### Aim of the task
Of the lines below, copy those that hold the word "minutes".

——

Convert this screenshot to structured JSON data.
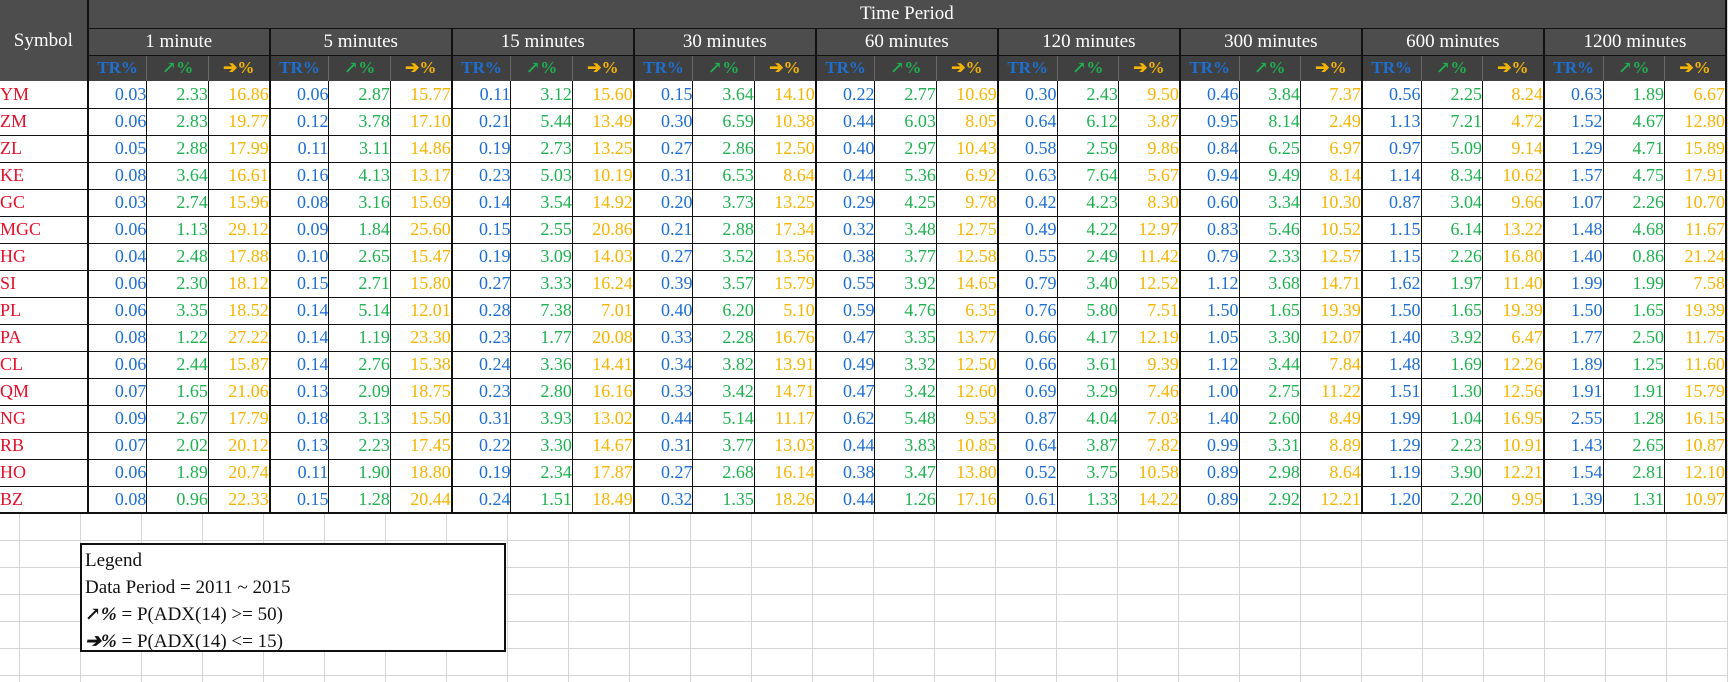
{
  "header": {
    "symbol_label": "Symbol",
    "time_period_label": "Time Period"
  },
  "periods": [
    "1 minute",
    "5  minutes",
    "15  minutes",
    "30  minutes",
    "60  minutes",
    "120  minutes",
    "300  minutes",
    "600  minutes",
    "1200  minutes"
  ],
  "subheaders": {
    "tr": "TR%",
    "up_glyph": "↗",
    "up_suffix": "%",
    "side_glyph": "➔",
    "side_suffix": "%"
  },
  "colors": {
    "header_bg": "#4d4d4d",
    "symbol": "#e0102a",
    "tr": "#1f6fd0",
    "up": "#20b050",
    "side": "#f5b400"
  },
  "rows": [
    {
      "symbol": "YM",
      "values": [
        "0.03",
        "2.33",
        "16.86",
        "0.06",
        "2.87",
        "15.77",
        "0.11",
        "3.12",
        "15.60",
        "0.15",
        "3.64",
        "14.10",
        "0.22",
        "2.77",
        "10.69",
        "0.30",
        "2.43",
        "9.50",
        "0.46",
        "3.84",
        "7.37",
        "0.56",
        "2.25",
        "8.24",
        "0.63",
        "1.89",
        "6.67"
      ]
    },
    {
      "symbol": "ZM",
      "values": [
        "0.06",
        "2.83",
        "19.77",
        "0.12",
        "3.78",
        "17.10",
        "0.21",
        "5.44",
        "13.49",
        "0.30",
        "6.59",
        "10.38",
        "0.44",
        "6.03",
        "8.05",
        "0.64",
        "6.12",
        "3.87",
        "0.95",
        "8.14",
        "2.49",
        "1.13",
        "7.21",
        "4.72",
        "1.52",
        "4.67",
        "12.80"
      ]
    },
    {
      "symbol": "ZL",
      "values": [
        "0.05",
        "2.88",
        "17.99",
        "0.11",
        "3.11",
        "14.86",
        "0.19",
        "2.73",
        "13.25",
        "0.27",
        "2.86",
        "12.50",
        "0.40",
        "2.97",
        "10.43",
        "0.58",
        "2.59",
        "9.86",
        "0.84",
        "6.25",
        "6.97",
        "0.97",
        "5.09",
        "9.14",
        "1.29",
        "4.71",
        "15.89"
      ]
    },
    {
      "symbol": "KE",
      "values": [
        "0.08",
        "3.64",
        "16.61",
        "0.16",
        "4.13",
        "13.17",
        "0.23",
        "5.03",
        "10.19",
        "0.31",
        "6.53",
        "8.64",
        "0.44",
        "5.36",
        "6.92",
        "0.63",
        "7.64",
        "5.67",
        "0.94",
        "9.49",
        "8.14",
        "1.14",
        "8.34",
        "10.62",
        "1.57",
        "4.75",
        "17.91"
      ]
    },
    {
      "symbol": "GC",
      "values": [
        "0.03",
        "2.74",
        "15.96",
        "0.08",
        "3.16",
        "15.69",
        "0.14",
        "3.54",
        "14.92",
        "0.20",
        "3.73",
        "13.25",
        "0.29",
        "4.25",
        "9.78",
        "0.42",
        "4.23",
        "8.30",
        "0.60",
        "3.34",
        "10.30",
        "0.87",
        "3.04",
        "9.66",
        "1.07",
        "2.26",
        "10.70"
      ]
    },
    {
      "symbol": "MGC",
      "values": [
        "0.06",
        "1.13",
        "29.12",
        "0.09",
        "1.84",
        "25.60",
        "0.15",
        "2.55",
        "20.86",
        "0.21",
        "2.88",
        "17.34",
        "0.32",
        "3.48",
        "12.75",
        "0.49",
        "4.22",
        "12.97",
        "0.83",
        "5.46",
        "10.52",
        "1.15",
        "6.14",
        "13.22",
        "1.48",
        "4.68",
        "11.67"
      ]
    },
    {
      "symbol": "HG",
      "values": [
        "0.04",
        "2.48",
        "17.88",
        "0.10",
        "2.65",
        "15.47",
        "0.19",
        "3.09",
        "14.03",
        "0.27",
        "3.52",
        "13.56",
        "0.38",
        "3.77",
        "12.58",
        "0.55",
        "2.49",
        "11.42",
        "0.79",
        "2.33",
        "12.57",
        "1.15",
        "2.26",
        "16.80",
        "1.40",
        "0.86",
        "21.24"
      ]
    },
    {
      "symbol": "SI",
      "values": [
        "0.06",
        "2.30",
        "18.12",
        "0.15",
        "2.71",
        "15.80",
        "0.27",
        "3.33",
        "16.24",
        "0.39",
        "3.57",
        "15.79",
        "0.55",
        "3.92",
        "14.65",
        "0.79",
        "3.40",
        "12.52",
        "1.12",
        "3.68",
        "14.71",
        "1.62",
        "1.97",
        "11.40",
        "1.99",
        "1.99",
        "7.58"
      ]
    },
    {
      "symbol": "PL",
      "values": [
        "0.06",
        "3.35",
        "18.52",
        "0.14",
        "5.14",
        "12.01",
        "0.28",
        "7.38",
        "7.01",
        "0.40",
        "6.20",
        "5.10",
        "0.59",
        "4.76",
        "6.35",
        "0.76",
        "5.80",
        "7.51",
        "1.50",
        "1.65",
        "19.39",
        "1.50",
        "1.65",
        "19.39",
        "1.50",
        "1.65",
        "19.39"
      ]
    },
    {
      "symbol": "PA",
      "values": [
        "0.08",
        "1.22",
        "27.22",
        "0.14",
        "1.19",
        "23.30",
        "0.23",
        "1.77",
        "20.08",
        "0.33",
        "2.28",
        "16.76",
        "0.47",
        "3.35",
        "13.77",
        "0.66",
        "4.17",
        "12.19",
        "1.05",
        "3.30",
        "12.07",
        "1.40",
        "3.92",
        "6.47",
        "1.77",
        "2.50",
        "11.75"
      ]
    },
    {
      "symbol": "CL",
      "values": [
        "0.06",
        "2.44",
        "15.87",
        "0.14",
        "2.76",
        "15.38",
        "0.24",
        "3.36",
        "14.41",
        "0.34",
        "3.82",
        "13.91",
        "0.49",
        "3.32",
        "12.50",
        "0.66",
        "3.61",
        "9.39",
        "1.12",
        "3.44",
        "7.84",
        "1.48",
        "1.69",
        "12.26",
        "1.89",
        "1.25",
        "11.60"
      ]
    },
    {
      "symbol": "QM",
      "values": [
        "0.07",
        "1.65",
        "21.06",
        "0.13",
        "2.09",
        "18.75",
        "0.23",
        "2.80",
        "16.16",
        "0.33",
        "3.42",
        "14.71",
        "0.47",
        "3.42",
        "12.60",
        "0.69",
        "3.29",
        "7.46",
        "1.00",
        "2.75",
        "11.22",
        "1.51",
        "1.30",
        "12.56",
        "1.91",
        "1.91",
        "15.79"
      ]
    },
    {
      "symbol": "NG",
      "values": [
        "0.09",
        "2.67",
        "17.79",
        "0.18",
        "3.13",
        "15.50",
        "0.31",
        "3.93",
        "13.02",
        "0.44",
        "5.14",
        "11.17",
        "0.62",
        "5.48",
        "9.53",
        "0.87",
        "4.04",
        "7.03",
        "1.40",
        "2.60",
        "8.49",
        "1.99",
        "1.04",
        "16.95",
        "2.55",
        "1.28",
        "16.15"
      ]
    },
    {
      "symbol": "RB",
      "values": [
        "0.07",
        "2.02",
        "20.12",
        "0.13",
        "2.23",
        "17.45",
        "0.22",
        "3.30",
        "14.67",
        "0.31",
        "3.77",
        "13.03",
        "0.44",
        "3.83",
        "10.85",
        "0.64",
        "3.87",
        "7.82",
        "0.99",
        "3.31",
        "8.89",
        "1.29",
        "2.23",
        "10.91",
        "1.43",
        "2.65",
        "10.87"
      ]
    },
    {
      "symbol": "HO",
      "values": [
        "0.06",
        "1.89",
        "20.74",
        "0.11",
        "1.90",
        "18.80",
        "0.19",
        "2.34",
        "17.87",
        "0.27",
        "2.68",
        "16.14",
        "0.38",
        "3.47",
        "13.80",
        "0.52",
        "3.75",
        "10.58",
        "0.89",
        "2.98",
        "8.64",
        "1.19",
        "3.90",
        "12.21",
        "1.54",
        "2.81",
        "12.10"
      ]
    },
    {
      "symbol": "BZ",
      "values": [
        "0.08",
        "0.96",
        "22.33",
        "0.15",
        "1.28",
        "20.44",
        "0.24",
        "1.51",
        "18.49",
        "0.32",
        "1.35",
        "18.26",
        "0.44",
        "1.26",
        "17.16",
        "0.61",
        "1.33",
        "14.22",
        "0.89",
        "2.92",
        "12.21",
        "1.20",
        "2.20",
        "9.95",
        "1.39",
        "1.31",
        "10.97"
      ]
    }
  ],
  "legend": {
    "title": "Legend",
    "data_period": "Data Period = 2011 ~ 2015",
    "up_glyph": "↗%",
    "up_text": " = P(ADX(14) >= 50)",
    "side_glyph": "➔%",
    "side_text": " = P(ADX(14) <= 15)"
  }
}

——

### Solution to the exercise
    "5  minutes",
    "15  minutes",
    "30  minutes",
    "60  minutes",
    "120  minutes",
    "300  minutes",
    "600  minutes",
    "1200  minutes"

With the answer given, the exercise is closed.